Grace reaches. Through grace God has reached out to every sinner. The grace of God that brings salvation has appeared to all men (Titus 2:11). By the offering of His only begotten Son, Jehovah extended the hand of fellowship and reconciliation to the whole world (John 3:16). Justice demands that we should die for our sins, but by His grace God intervened on our behalf and offered His Son in our stead (Rom.3:23-25). Truly, as we sometimes sing, “His grace reaches me.”
Grace teaches. God’s grace demands certain things of us (Titus 2:12). Grace instructs us that there are behaviors that must be avoided. We are to deny ungodliness and worldly lusts. It was because we gave into worldly lusts that we were estranged from our God in the first place (Isa.59:1-2; James 1:13-15). Grace demands that we get out of the sinning business (Rom.6:1-2). It only makes sense that one parameter of grace is to avoid the very things that caused fellowship to be severed. Grace also teaches us to embrace sobriety, godliness, and righteousness. We must learn to think properly and act appropriately.
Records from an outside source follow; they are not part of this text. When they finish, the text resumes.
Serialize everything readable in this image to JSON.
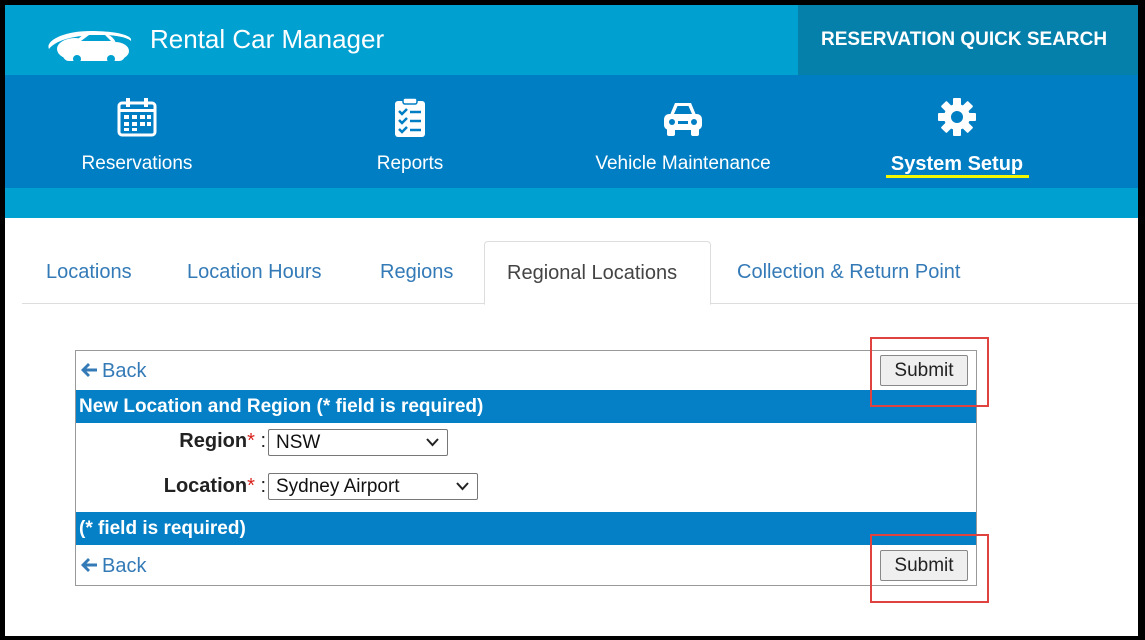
{
  "header": {
    "app_title": "Rental Car Manager",
    "quick_search": "RESERVATION QUICK SEARCH"
  },
  "nav": {
    "items": [
      {
        "label": "Reservations",
        "icon": "calendar-icon"
      },
      {
        "label": "Reports",
        "icon": "checklist-icon"
      },
      {
        "label": "Vehicle Maintenance",
        "icon": "car-icon"
      },
      {
        "label": "System Setup",
        "icon": "gear-icon",
        "active": true
      }
    ]
  },
  "tabs": [
    {
      "label": "Locations"
    },
    {
      "label": "Location Hours"
    },
    {
      "label": "Regions"
    },
    {
      "label": "Regional Locations",
      "active": true
    },
    {
      "label": "Collection & Return Point"
    }
  ],
  "form": {
    "back_label": "Back",
    "submit_label": "Submit",
    "title": "New Location and Region (* field is required)",
    "footer_note": "(* field is required)",
    "region": {
      "label": "Region",
      "required_mark": "*",
      "colon": ":",
      "value": "NSW"
    },
    "location": {
      "label": "Location",
      "required_mark": "*",
      "colon": ":",
      "value": "Sydney Airport"
    }
  },
  "colors": {
    "header_blue": "#00a0d1",
    "nav_blue": "#007ec4",
    "quick_search_bg": "#0580ab",
    "active_underline": "#f3f700",
    "link_blue": "#337ab7",
    "highlight_red": "#e0423f"
  }
}
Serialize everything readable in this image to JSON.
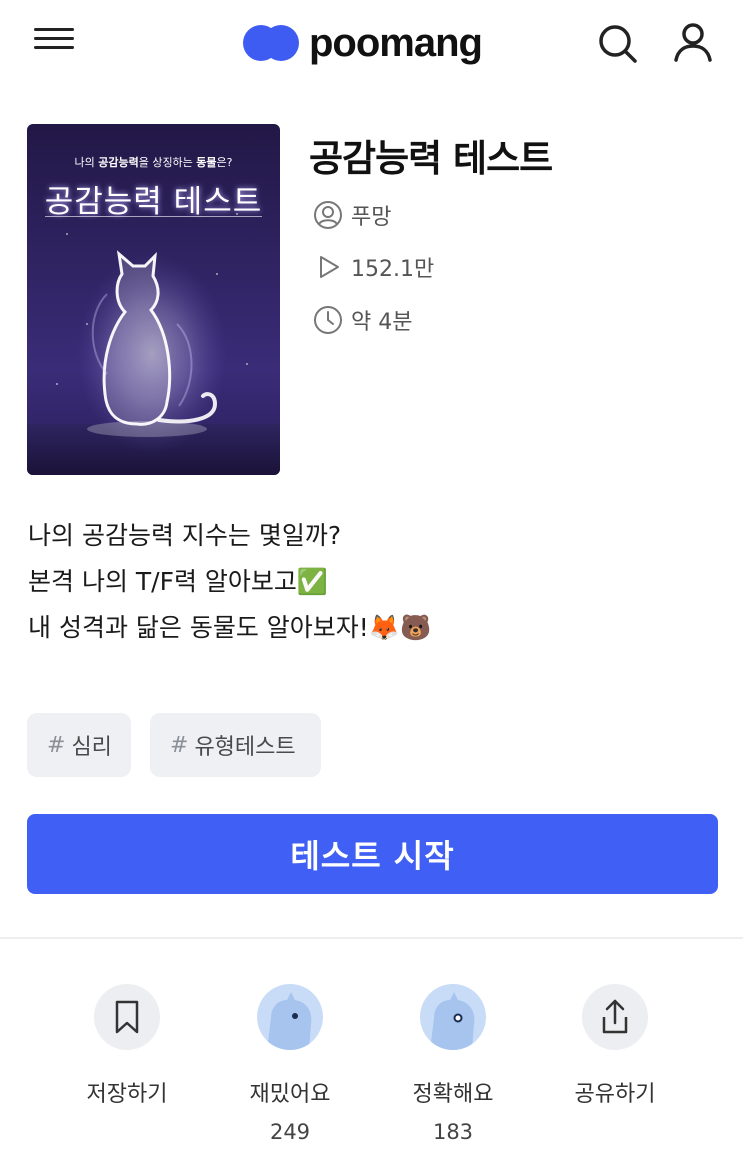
{
  "header": {
    "logo_text": "poomang",
    "icons": [
      "menu-icon",
      "search-icon",
      "user-icon"
    ]
  },
  "thumbnail": {
    "subtitle_pre": "나의 ",
    "subtitle_bold1": "공감능력",
    "subtitle_mid": "을 상징하는 ",
    "subtitle_bold2": "동물",
    "subtitle_post": "은?",
    "title": "공감능력 테스트"
  },
  "test": {
    "title": "공감능력 테스트",
    "author": "푸망",
    "plays": "152.1만",
    "duration": "약 4분"
  },
  "description": {
    "line1": "나의 공감능력 지수는 몇일까?",
    "line2": "본격 나의 T/F력 알아보고✅",
    "line3": "내 성격과 닮은 동물도 알아보자!🦊🐻"
  },
  "tags": [
    {
      "hash": "#",
      "label": "심리"
    },
    {
      "hash": "#",
      "label": "유형테스트"
    }
  ],
  "start_button": "테스트 시작",
  "actions": [
    {
      "label": "저장하기",
      "icon": "bookmark-icon"
    },
    {
      "label": "재밌어요",
      "count": "249",
      "icon": "funny-mascot-icon"
    },
    {
      "label": "정확해요",
      "count": "183",
      "icon": "accurate-mascot-icon"
    },
    {
      "label": "공유하기",
      "icon": "share-icon"
    }
  ],
  "colors": {
    "brand": "#3f5cf2",
    "button": "#4060f5",
    "thumb_bg_top": "#241a4a",
    "thumb_bg_bottom": "#3a2a72"
  }
}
Grace beseeches. God entreats us to offer our bodies as living sacrifices (Rom.12:1). After all that God has done for us, especially in the offering of His Son, it is only logical (“reasonable”, KJV) that we serve God by giving our lives in His service. God implores us to be united in the same mind and judgment, and that there be no divisions among us (1 Cor.1:10). Jesus prayed for the unity of believers, so that the world might come to believe on him (John 17:20-21). Our Father pleads with us to be reconciled unto Him (2 Cor.5:20). Jesus makes it possible for us to be made friends with God again. The Almighty begs that we walk worthy of the vocation with which we are called (Eph.4:1).
Christianity is our job (vocation); everything else is just an avocation. God entreats us that we receive not His grace in vain (2 Cor.6:1). It is possible to frustrate the grace of God (Gal.2:21). It is possible to fail of the grace of God, having once known it (Heb.12:15). We must abide by the parameters of grace that God has set so that we may continue in the riches of His grace (Acts 13:43).
- Patrick Morrison